▶ _WHAT YOU SHOULD DO_
Copy the following listing word for word.

▶ _SUPPLIED MATERIAL_
▶
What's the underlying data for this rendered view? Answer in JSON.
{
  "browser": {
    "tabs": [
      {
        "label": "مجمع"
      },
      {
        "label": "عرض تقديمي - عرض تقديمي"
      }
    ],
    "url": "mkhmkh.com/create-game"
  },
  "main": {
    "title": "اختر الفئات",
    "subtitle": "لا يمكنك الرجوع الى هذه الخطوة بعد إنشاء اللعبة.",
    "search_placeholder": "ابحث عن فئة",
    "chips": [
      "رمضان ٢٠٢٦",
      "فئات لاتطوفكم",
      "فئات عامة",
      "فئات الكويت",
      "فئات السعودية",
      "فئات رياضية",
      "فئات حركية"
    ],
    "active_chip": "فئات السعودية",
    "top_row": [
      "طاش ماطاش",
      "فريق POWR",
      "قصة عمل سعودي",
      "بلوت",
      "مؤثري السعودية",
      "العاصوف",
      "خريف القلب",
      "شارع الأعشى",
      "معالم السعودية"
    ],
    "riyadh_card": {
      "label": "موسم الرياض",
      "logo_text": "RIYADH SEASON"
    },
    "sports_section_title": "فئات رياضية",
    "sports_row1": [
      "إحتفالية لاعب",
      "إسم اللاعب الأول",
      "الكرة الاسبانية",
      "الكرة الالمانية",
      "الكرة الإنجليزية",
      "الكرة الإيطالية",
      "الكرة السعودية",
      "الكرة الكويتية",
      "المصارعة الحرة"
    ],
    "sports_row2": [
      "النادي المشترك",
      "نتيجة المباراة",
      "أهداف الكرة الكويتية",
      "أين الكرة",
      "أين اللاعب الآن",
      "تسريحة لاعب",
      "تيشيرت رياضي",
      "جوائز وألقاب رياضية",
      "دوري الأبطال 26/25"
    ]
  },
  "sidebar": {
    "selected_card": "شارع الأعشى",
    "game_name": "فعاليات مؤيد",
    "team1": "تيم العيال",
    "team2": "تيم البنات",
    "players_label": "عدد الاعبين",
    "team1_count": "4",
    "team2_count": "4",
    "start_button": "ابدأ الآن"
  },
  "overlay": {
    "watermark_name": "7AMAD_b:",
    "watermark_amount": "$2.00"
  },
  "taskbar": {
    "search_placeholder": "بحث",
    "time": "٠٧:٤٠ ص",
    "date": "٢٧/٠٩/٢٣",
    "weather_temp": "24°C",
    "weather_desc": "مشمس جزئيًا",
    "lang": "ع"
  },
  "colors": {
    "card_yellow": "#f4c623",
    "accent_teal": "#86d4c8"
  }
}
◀
▶ _TASK SOLUTION_
What's the underlying data for this rendered view? Answer in JSON.
{
  "browser": {
    "tabs": [
      {
        "label": "مجمع"
      },
      {
        "label": "عرض تقديمي - عرض تقديمي"
      }
    ],
    "url": "mkhmkh.com/create-game"
  },
  "main": {
    "title": "اختر الفئات",
    "subtitle": "لا يمكنك الرجوع الى هذه الخطوة بعد إنشاء اللعبة.",
    "search_placeholder": "ابحث عن فئة",
    "chips": [
      "رمضان ٢٠٢٦",
      "فئات لاتطوفكم",
      "فئات عامة",
      "فئات الكويت",
      "فئات السعودية",
      "فئات رياضية",
      "فئات حركية"
    ],
    "active_chip": "فئات السعودية",
    "top_row": [
      "طاش ماطاش",
      "فريق POWR",
      "قصة عمل سعودي",
      "بلوت",
      "مؤثري السعودية",
      "العاصوف",
      "خريف القلب",
      "شارع الأعشى",
      "معالم السعودية"
    ],
    "riyadh_card": {
      "label": "موسم الرياض",
      "logo_text": "RIYADH SEASON"
    },
    "sports_section_title": "فئات رياضية",
    "sports_row1": [
      "إحتفالية لاعب",
      "إسم اللاعب الأول",
      "الكرة الاسبانية",
      "الكرة الالمانية",
      "الكرة الإنجليزية",
      "الكرة الإيطالية",
      "الكرة السعودية",
      "الكرة الكويتية",
      "المصارعة الحرة"
    ],
    "sports_row2": [
      "النادي المشترك",
      "نتيجة المباراة",
      "أهداف الكرة الكويتية",
      "أين الكرة",
      "أين اللاعب الآن",
      "تسريحة لاعب",
      "تيشيرت رياضي",
      "جوائز وألقاب رياضية",
      "دوري الأبطال 26/25"
    ]
  },
  "sidebar": {
    "selected_card": "شارع الأعشى",
    "game_name": "فعاليات مؤيد",
    "team1": "تيم العيال",
    "team2": "تيم البنات",
    "players_label": "عدد الاعبين",
    "team1_count": "4",
    "team2_count": "4",
    "start_button": "ابدأ الآن"
  },
  "overlay": {
    "watermark_name": "7AMAD_b:",
    "watermark_amount": "$2.00"
  },
  "taskbar": {
    "search_placeholder": "بحث",
    "time": "٠٧:٤٠ ص",
    "date": "٢٧/٠٩/٢٣",
    "weather_temp": "24°C",
    "weather_desc": "مشمس جزئيًا",
    "lang": "ع"
  },
  "colors": {
    "card_yellow": "#f4c623",
    "accent_teal": "#86d4c8"
  }
}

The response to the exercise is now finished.